Come to Me

Being a parent to a special needs child can be tiring, frustrating, and utterly draining. Some days, you can feel like you just can’t do it anymore. However, it can also be fulfilling, exciting, and beautiful as you see your child grow and develop, despite their struggles. The key in all of it is realizing how much you need God and what His calling is to you in your child’s life. Let me explain.

First of all, allow me to give you some encouragement. Loving and caring for a child, special needs or not, is an amazing calling in itself! The Bible says in Psalm 127:3-5, “Behold, children are a heritage from the Lord, the fruit of the womb a reward. Like arrows in the hand of a warrior are the children of one’s youth. Blessed is the man who fills his quiver with them! He shall not be put to shame when he speaks with his enemies in the gate.”

Even though they don’t always feel like it, children are an amazing blessing that God has given to you. Cherish that blessing and appreciate that blessing always. Honor God in that blessing and He will honor you by helping you when times get hard.

See, although kids are a blessing according to Scripture, we also know that taking care of a child with special needs is not easy. Don’t worry, God is there in those moments as well.

Matthew 11:28-29 says, Come to me, all who labor and are heavy laden, and I will give you rest. Take my yoke upon you, and learn from me, for I am gentle and lowly in heart, and you will find rest for your souls. For my yoke is easy, and my burden is light.”

This beautiful invitation from Jesus holds the key to your lifting up as a special needs parent. Despite the struggle that you face, despite the hard times and the disappointments that come, Jesus is inviting you to come to Him so that He can give you rest.

There is always rest and hope found in the Savior Jesus Christ. It doesn’t matter how hard things get or how much you feel at your breaking point, Jesus understands. He is always standing there with His arms open wide, asking you to come to Him.

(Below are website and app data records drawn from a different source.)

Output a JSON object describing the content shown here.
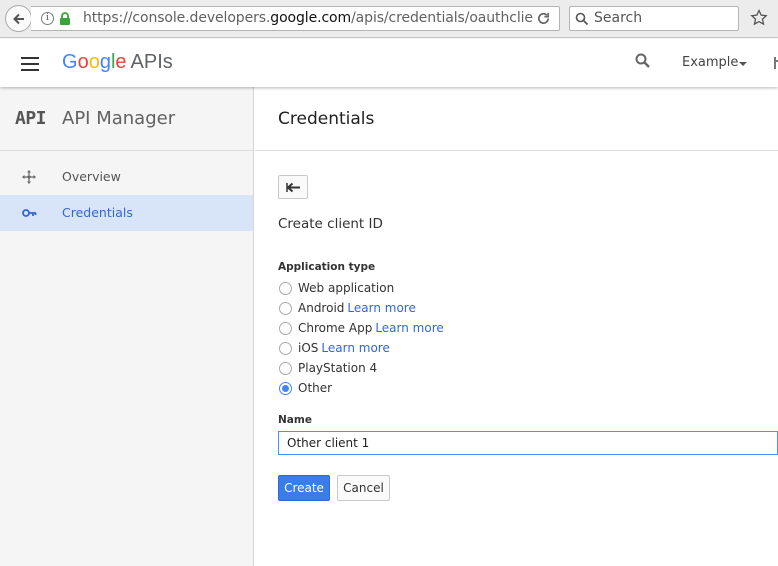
{
  "browser": {
    "url_prefix": "https://console.developers.",
    "url_domain": "google.com",
    "url_suffix": "/apis/credentials/oauthclie",
    "search_placeholder": "Search"
  },
  "header": {
    "logo_letters": [
      "G",
      "o",
      "o",
      "g",
      "l",
      "e"
    ],
    "logo_suffix": "APIs",
    "project": "Example"
  },
  "sidebar": {
    "mark": "API",
    "title": "API Manager",
    "items": [
      {
        "label": "Overview",
        "icon": "overview-icon",
        "active": false
      },
      {
        "label": "Credentials",
        "icon": "key-icon",
        "active": true
      }
    ]
  },
  "main": {
    "title": "Credentials",
    "subtitle": "Create client ID",
    "application_type_label": "Application type",
    "options": [
      {
        "label": "Web application",
        "link": "",
        "selected": false
      },
      {
        "label": "Android",
        "link": "Learn more",
        "selected": false
      },
      {
        "label": "Chrome App",
        "link": "Learn more",
        "selected": false
      },
      {
        "label": "iOS",
        "link": "Learn more",
        "selected": false
      },
      {
        "label": "PlayStation 4",
        "link": "",
        "selected": false
      },
      {
        "label": "Other",
        "link": "",
        "selected": true
      }
    ],
    "name_label": "Name",
    "name_value": "Other client 1",
    "create_label": "Create",
    "cancel_label": "Cancel"
  },
  "colors": {
    "accent": "#3b7de8",
    "active_nav_bg": "#d8e4f8",
    "link": "#3367d6"
  }
}
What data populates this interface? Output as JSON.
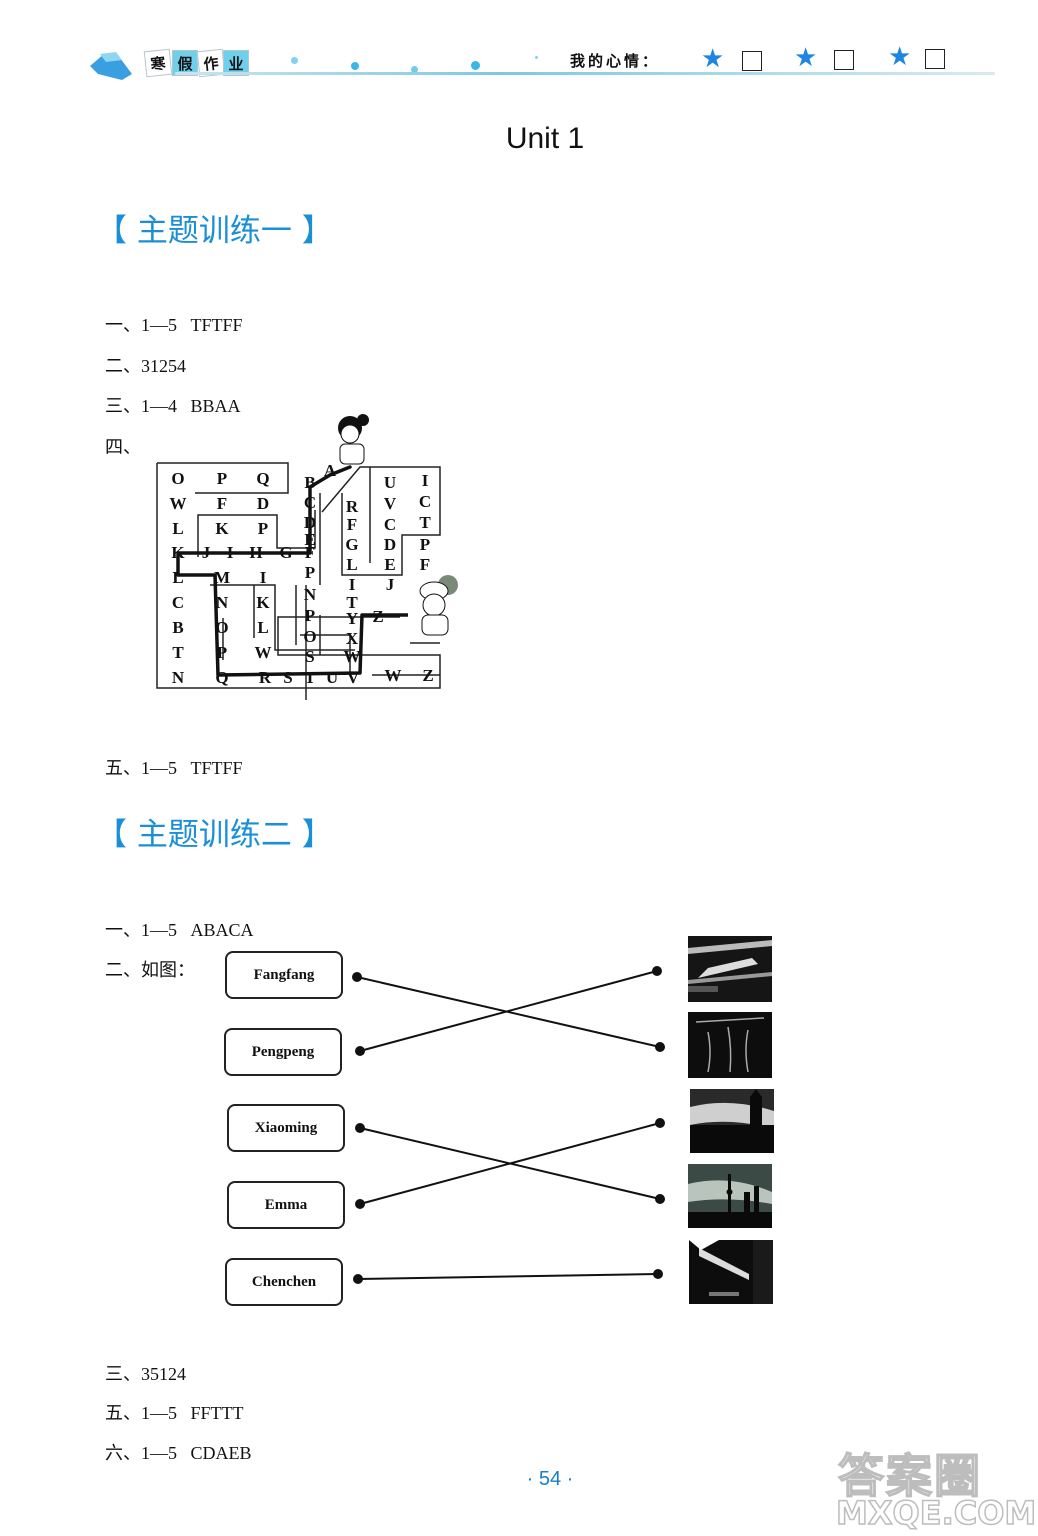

No matter how hard you try, you can’t do this on your own. You can’t always rely on your own strength or on your own mental capacity to be able to be a good parent and love your child in the way that you were called. Yet Jesus calls to you to come to Him and learn from Him in the way that you should love others, especially your child.

So, next time you find yourself at a low in your parenting process, remember these verses. Remember that Jesus has called you to His rest. Go to Him, and He will give you rest.